The project galleries shown below represent work through which I have developed a deep understanding of repetition in my aesthetic thinking. Repetition is central to the work I do and often it feeds the intuitive seeing I rely on to make work. These projects have led to my current work which is visible on the home page exhibition of this site.
The Conjugated Museum
In 2018 I was given access to The Fitzwilliam Museum Collections for a year-long research residency. Using my mobile phone, I photographed works that ‘pulled me in’ through an intuitive act of looking. My purpose was to explore how seeing was transformed in real time and to understand how my own process of looking mapped onto unknown cultural objects. I wanted to understand how objects were being transformed by these processes. This was a challenge because these transformations would not be visible—could not be made visible; they would remain in a latent state. Therefore, the space of these images is neither photographic nor cinematic—the space is virtual, with temporal disruptions, cascading fluid repetitions, spatial displacements and isometric geometries.
again or again and again
again or again and again, is a video compilation of screenshot photography from the blog that accompanied the Phantom exhibition that I curated as part of my PhD research. More about Phantom can be found here.

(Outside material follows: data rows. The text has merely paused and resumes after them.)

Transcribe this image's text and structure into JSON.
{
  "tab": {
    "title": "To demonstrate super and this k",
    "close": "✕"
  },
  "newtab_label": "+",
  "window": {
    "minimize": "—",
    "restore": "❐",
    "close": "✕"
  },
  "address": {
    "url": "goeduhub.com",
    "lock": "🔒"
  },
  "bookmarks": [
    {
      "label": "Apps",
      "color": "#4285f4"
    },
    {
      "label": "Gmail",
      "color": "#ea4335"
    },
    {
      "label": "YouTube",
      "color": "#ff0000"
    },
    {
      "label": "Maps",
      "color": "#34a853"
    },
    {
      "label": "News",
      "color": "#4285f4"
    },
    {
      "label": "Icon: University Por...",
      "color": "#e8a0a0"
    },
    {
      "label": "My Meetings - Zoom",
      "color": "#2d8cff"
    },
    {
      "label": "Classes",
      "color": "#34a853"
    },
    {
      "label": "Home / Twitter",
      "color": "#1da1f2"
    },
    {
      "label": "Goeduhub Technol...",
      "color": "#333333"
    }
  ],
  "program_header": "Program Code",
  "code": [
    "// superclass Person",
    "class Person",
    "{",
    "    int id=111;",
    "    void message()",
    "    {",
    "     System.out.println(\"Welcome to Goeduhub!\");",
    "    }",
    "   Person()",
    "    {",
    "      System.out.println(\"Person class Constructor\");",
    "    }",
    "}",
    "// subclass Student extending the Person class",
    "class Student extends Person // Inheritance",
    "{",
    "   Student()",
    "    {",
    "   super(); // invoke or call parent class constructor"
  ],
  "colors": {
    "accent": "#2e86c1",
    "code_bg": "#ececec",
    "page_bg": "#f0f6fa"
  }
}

Reflex presented two different, but aligned groups of work. These are image that are not what they seem. One group are shadows cast from my mobile phone; so, images of an object capturing evidence of its own presence. The other are not images at all, but effects which create a sense of the familiar.
Echolalia represents a number of different approaches to reprography. This group of digital and analog works explored the replication, and what I call ‘hyper-replication,’ of a single image using flip and mirror functions in Photoshop and mono-printing to uncover latent patterns that are otherwise invisible in the single image. These form a variety of output from paintings to dye-sublimation prints on aluminium to vinyl wallpaper.
Working with chance occurrence, I painted a white wall black to uncover imperfections, repetitions, and duplications that would not have otherwise been visible.